Active art: Bogdan Georgescu (402) describes a project developing in the Romanian countryside since 2009 in which local culture houses (camin cultural, state-funded cultural institutions founded during the socialist period and largely abandoned after 1989) are being revitalized to host exhibitions for contemporary art.
The full table of contents of Dilema veche 400-407 (2011)
Citing Lucretius, Hugo and Dostoyevsky, Altay Ömer Erdogan charts the historical journey of individual and societal conscience, likening the latter to the mirror belonging to Snow White’s evil step mother — albeit a virtual one that people fear to ask the crucial questions of the age. It is now the responsibility of writers and intellectuals, rather than politicians and religious figures, to form this societal conscience, writes Erdogan. They must do so not just by looking, seeing and revealing but also by helping people see the misfortune, pain and victimization of others.
“The thing that is expected from the writer is this: to create a new and meaningful literature using identities that are attacked, either because of their essence or their style. In an age when writers are bestowed with the label of the intellectual, it shouldn’t be seen as a luxury to expect a literature that is individual in its freedom and free in its individuality. [When] individual and social pain have become codified and these codes are swiped on supermarket cash registers, the bill deferred with credit card payments, then the writer must have a score to settle.”
The Freudian way: Societal conscience finds its strength not in the masses, like other forms of social behaviour, but in the actions of the individual conscience and the sum total of these individual consciences, writes Figen Abaci. “The analysis of social behaviour has mostly been contained in the spheres of sociology, philosophy and even politics. However, as Freud also argues, it is the steps taken during individual psychological development that form the spirit and psychology of the masses.” Using Freud’s triptych of id, ego and superego, Abaci constructs a path to a higher societal conscience that transcends the popular culture of consumerism and instant gratification.

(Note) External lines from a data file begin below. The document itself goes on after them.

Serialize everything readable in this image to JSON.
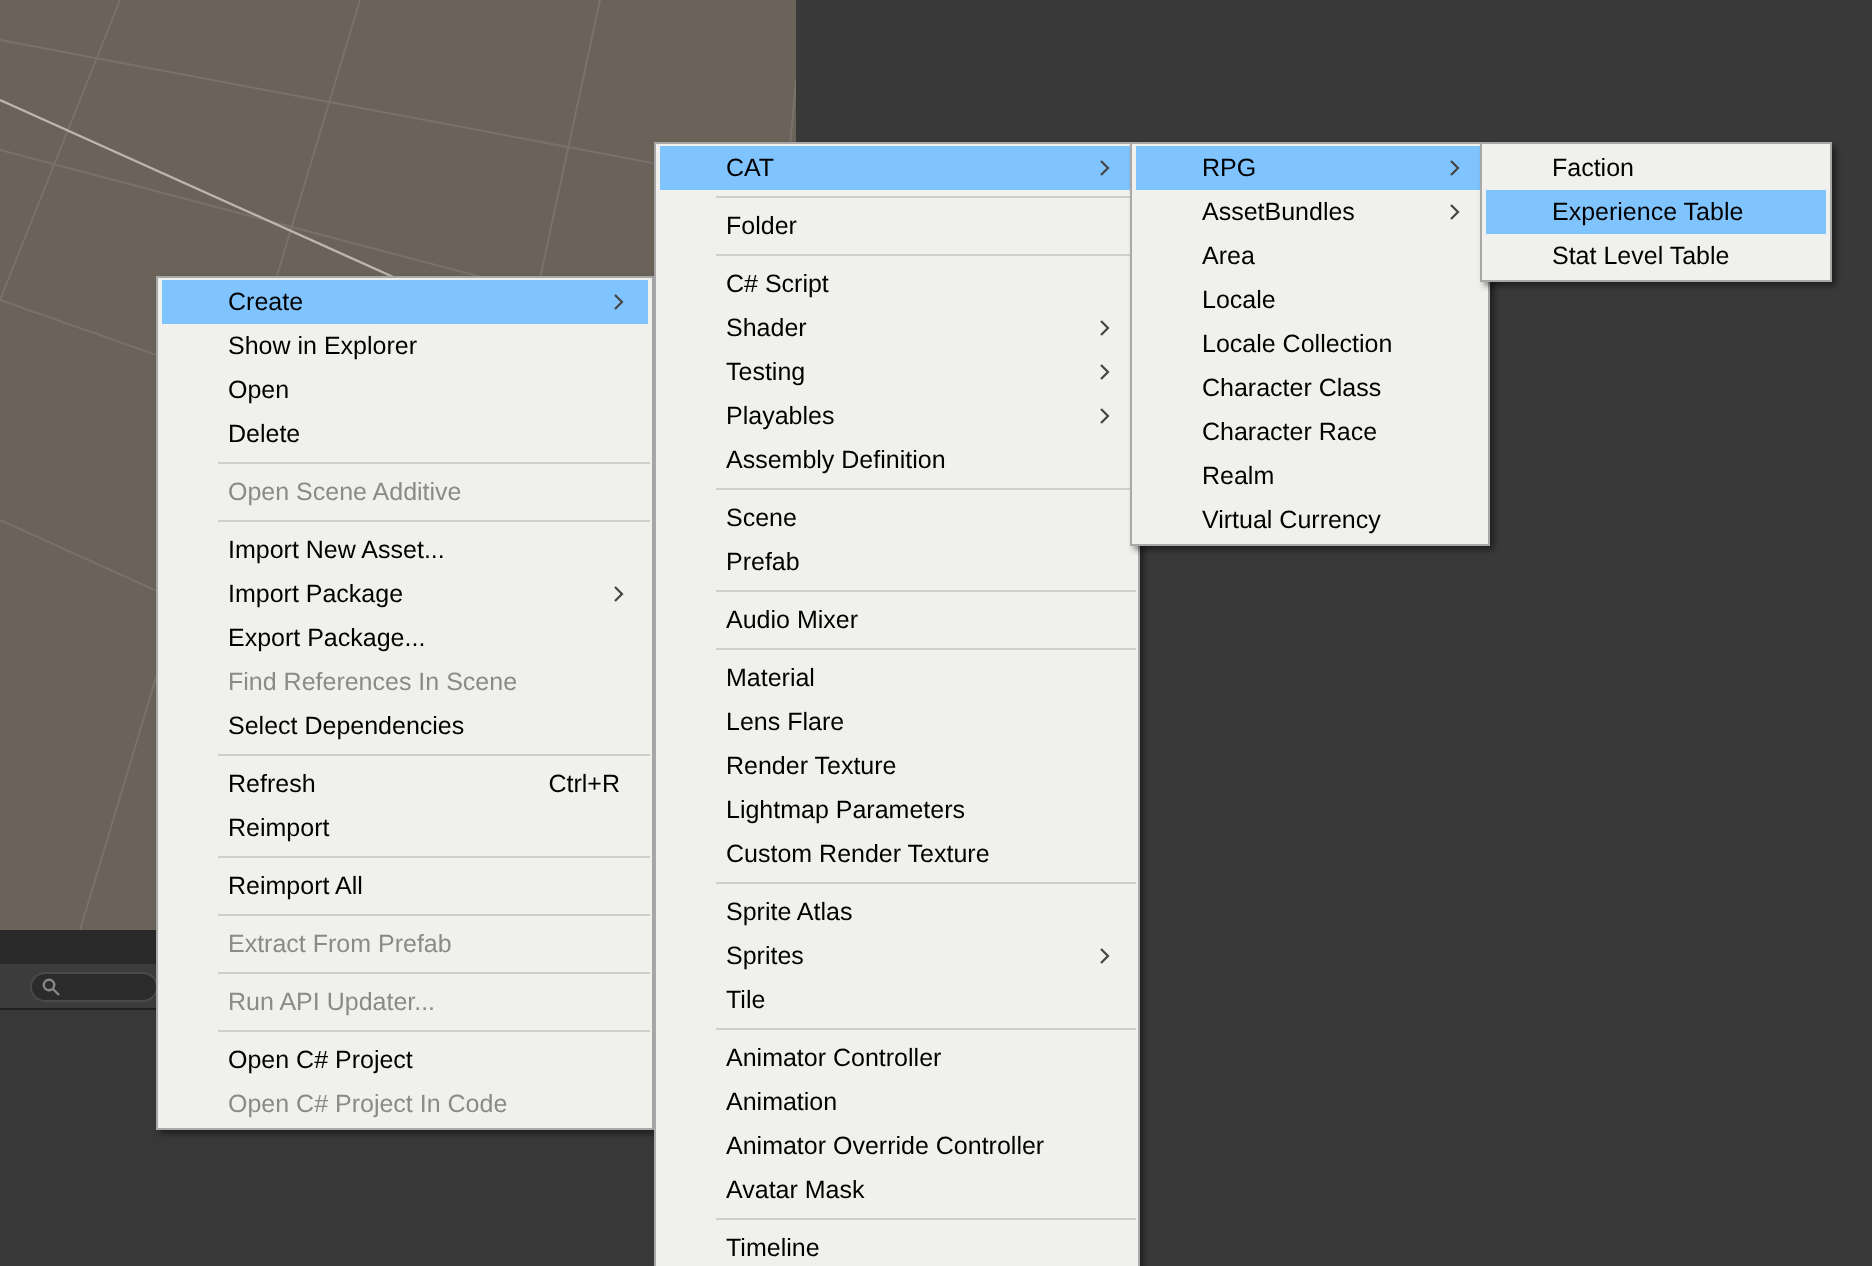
{
  "menus": [
    {
      "items": [
        {
          "kind": "item",
          "label": "Create",
          "submenu": true,
          "disabled": false,
          "selected": true
        },
        {
          "kind": "item",
          "label": "Show in Explorer",
          "submenu": false,
          "disabled": false,
          "selected": false
        },
        {
          "kind": "item",
          "label": "Open",
          "submenu": false,
          "disabled": false,
          "selected": false
        },
        {
          "kind": "item",
          "label": "Delete",
          "submenu": false,
          "disabled": false,
          "selected": false
        },
        {
          "kind": "separator"
        },
        {
          "kind": "item",
          "label": "Open Scene Additive",
          "submenu": false,
          "disabled": true,
          "selected": false
        },
        {
          "kind": "separator"
        },
        {
          "kind": "item",
          "label": "Import New Asset...",
          "submenu": false,
          "disabled": false,
          "selected": false
        },
        {
          "kind": "item",
          "label": "Import Package",
          "submenu": true,
          "disabled": false,
          "selected": false
        },
        {
          "kind": "item",
          "label": "Export Package...",
          "submenu": false,
          "disabled": false,
          "selected": false
        },
        {
          "kind": "item",
          "label": "Find References In Scene",
          "submenu": false,
          "disabled": true,
          "selected": false
        },
        {
          "kind": "item",
          "label": "Select Dependencies",
          "submenu": false,
          "disabled": false,
          "selected": false
        },
        {
          "kind": "separator"
        },
        {
          "kind": "item",
          "label": "Refresh",
          "shortcut": "Ctrl+R",
          "submenu": false,
          "disabled": false,
          "selected": false
        },
        {
          "kind": "item",
          "label": "Reimport",
          "submenu": false,
          "disabled": false,
          "selected": false
        },
        {
          "kind": "separator"
        },
        {
          "kind": "item",
          "label": "Reimport All",
          "submenu": false,
          "disabled": false,
          "selected": false
        },
        {
          "kind": "separator"
        },
        {
          "kind": "item",
          "label": "Extract From Prefab",
          "submenu": false,
          "disabled": true,
          "selected": false
        },
        {
          "kind": "separator"
        },
        {
          "kind": "item",
          "label": "Run API Updater...",
          "submenu": false,
          "disabled": true,
          "selected": false
        },
        {
          "kind": "separator"
        },
        {
          "kind": "item",
          "label": "Open C# Project",
          "submenu": false,
          "disabled": false,
          "selected": false
        },
        {
          "kind": "item",
          "label": "Open C# Project In Code",
          "submenu": false,
          "disabled": true,
          "selected": false
        }
      ]
    },
    {
      "items": [
        {
          "kind": "item",
          "label": "CAT",
          "submenu": true,
          "disabled": false,
          "selected": true
        },
        {
          "kind": "separator"
        },
        {
          "kind": "item",
          "label": "Folder",
          "submenu": false,
          "disabled": false,
          "selected": false
        },
        {
          "kind": "separator"
        },
        {
          "kind": "item",
          "label": "C# Script",
          "submenu": false,
          "disabled": false,
          "selected": false
        },
        {
          "kind": "item",
          "label": "Shader",
          "submenu": true,
          "disabled": false,
          "selected": false
        },
        {
          "kind": "item",
          "label": "Testing",
          "submenu": true,
          "disabled": false,
          "selected": false
        },
        {
          "kind": "item",
          "label": "Playables",
          "submenu": true,
          "disabled": false,
          "selected": false
        },
        {
          "kind": "item",
          "label": "Assembly Definition",
          "submenu": false,
          "disabled": false,
          "selected": false
        },
        {
          "kind": "separator"
        },
        {
          "kind": "item",
          "label": "Scene",
          "submenu": false,
          "disabled": false,
          "selected": false
        },
        {
          "kind": "item",
          "label": "Prefab",
          "submenu": false,
          "disabled": false,
          "selected": false
        },
        {
          "kind": "separator"
        },
        {
          "kind": "item",
          "label": "Audio Mixer",
          "submenu": false,
          "disabled": false,
          "selected": false
        },
        {
          "kind": "separator"
        },
        {
          "kind": "item",
          "label": "Material",
          "submenu": false,
          "disabled": false,
          "selected": false
        },
        {
          "kind": "item",
          "label": "Lens Flare",
          "submenu": false,
          "disabled": false,
          "selected": false
        },
        {
          "kind": "item",
          "label": "Render Texture",
          "submenu": false,
          "disabled": false,
          "selected": false
        },
        {
          "kind": "item",
          "label": "Lightmap Parameters",
          "submenu": false,
          "disabled": false,
          "selected": false
        },
        {
          "kind": "item",
          "label": "Custom Render Texture",
          "submenu": false,
          "disabled": false,
          "selected": false
        },
        {
          "kind": "separator"
        },
        {
          "kind": "item",
          "label": "Sprite Atlas",
          "submenu": false,
          "disabled": false,
          "selected": false
        },
        {
          "kind": "item",
          "label": "Sprites",
          "submenu": true,
          "disabled": false,
          "selected": false
        },
        {
          "kind": "item",
          "label": "Tile",
          "submenu": false,
          "disabled": false,
          "selected": false
        },
        {
          "kind": "separator"
        },
        {
          "kind": "item",
          "label": "Animator Controller",
          "submenu": false,
          "disabled": false,
          "selected": false
        },
        {
          "kind": "item",
          "label": "Animation",
          "submenu": false,
          "disabled": false,
          "selected": false
        },
        {
          "kind": "item",
          "label": "Animator Override Controller",
          "submenu": false,
          "disabled": false,
          "selected": false
        },
        {
          "kind": "item",
          "label": "Avatar Mask",
          "submenu": false,
          "disabled": false,
          "selected": false
        },
        {
          "kind": "separator"
        },
        {
          "kind": "item",
          "label": "Timeline",
          "submenu": false,
          "disabled": false,
          "selected": false
        }
      ]
    },
    {
      "items": [
        {
          "kind": "item",
          "label": "RPG",
          "submenu": true,
          "disabled": false,
          "selected": true
        },
        {
          "kind": "item",
          "label": "AssetBundles",
          "submenu": true,
          "disabled": false,
          "selected": false
        },
        {
          "kind": "item",
          "label": "Area",
          "submenu": false,
          "disabled": false,
          "selected": false
        },
        {
          "kind": "item",
          "label": "Locale",
          "submenu": false,
          "disabled": false,
          "selected": false
        },
        {
          "kind": "item",
          "label": "Locale Collection",
          "submenu": false,
          "disabled": false,
          "selected": false
        },
        {
          "kind": "item",
          "label": "Character Class",
          "submenu": false,
          "disabled": false,
          "selected": false
        },
        {
          "kind": "item",
          "label": "Character Race",
          "submenu": false,
          "disabled": false,
          "selected": false
        },
        {
          "kind": "item",
          "label": "Realm",
          "submenu": false,
          "disabled": false,
          "selected": false
        },
        {
          "kind": "item",
          "label": "Virtual Currency",
          "submenu": false,
          "disabled": false,
          "selected": false
        }
      ]
    },
    {
      "items": [
        {
          "kind": "item",
          "label": "Faction",
          "submenu": false,
          "disabled": false,
          "selected": false
        },
        {
          "kind": "item",
          "label": "Experience Table",
          "submenu": false,
          "disabled": false,
          "selected": true
        },
        {
          "kind": "item",
          "label": "Stat Level Table",
          "submenu": false,
          "disabled": false,
          "selected": false
        }
      ]
    }
  ]
}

Also: Writer Murathan Mungan travels through his world of literature and philosophy, offering recommendations to young novelists, likening Spinoza’s life and death to a plot from Turkish children’s writer Kemalettin Tugcu, and lauding the often underrated science fiction writer Ursula K. Le Guin.
The full table of contents of Varlik 12/2011)
Conceptually interesting is artist and art critic Conny Blom’s review of the very issue in which his text appears: it is entitled “A positive review of Ord&Bild‘s issue on critique”. In 2003, at the art fair Art Moscow, Blom initiated the project “Buy a Positive Review”. During the fair he offered to write appraisals of the exhibiting artists and their works — provided he was paid, of course (300 euros per review). This project has now moved to the Internet and any artist can contact Blom to get a personalized review.
His Ord&Bild article is full of phrases such as “an important contribution to Swedish cultural debate”, “a spearhead”, “indispensable”, but it does go into the details of more or less every text in the issue and could easily be mistaken for a “real” review.
The (negative) critique of the “art business” implicit in Blom’s positive review project is just as relevant today as it was when initiated a decade ago. If not more. The Swiss daily Neue Zürcher Zeitung recently reported on an Internet portal called Theaterkritik.ch, where theatres and dance companies can order reviews of their plays and performances. For 600 Swiss francs per premiere you get two reviews. Positive, one presumes…
The full table of contents of Ord&Bild 4/2011